“The pertinent question that haunts our minds today is linked to the crisis of a decadent humanity that the world at large and India in particular is grappling with,” says Karode. The selected artists have been committed to a socially engaged practice for long years. “Through their seminal work, themes that touch upon issues of oppression, violence, historical identity and cultural memory will be addressed in diverse formats and modes of representation,” she adds.

For Kiran Nadar, this is perhaps the most political exhibition she has hosted in the very public space of her mall-museum. “Part of the inspiration of having the show was to challenge political apathy,” she states. “It was not an easy show to put together since 50 percent of the works are borrowed and are on loan, but the aim of the museum is not just to create hype with highly-priced block-buster works by Bharti Kher, Subodh Gupta and S H Raza, but to expose people to the happenings of our society,” says Nadar. 

Just as an aside, Nadar’s commitment to the exhibition was so complete that money was not an issue, even though none of the works are for sale.
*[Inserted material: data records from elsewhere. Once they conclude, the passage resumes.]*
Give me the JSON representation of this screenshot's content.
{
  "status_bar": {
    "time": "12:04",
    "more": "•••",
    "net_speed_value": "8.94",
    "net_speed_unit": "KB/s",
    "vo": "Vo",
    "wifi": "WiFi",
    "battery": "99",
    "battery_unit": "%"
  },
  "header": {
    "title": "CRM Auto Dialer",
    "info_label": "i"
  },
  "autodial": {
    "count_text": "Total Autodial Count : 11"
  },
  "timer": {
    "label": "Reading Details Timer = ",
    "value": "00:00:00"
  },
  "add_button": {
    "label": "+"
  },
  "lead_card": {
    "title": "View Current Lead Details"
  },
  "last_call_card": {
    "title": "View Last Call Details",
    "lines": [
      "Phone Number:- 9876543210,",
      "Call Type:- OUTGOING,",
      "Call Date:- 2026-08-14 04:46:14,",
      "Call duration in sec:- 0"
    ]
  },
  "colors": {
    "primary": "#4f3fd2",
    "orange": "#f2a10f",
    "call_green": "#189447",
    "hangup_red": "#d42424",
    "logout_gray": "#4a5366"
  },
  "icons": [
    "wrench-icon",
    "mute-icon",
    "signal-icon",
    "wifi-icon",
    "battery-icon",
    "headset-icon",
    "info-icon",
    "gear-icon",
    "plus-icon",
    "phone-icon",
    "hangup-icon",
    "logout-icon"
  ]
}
N N Rimzon’s sculpture was transported from the Fukuoka Museum in Japan, at a cost that outstripped the actual price that the museum paid to acquire the sculpture. 

Another behind-the-scenes story is of how getting an exhibition of such mammoth proportions took time and effort, along with several good-natured altercations with artists who wanted their works displayed in a particular way, but Karode had to maintain her ground to put her vision of the show design into practice. 

Besides the well known artists and iconic works, there are also works by the younger generation of artists, like Shilpa Gupta whose dark witty work addresses the violence of censorship in literature. “Someone Else’s Library” is a collection of a 100 books written anonymously or under pseudonyms. “The authors either wanted to hide their gender—like J K Rowling who thought she would not be taken seriously as a woman writing the Harry Potter Series, or Muslim authors who could not publish under their own names,” explains Gupta. 

 Now the only quibble that the gutsy team at KNMA has is the lack of footfalls for an exhibition of this stature and importance. Sadly if this exhibition had been hosted in the US or in Europe, there would be people queuing up to see the show, which incidentally is free of cost! “Delhi does not have an ethos of a museum culture and we have been trying to change that. To some extent I think we have found the numbers of people who visit the museum on a day to day basis go up, but the change is glacial—we need to speed things up and get to the point quickly where people will debate over going to the cinema or the museum,” says Nadar.  We could not agree more.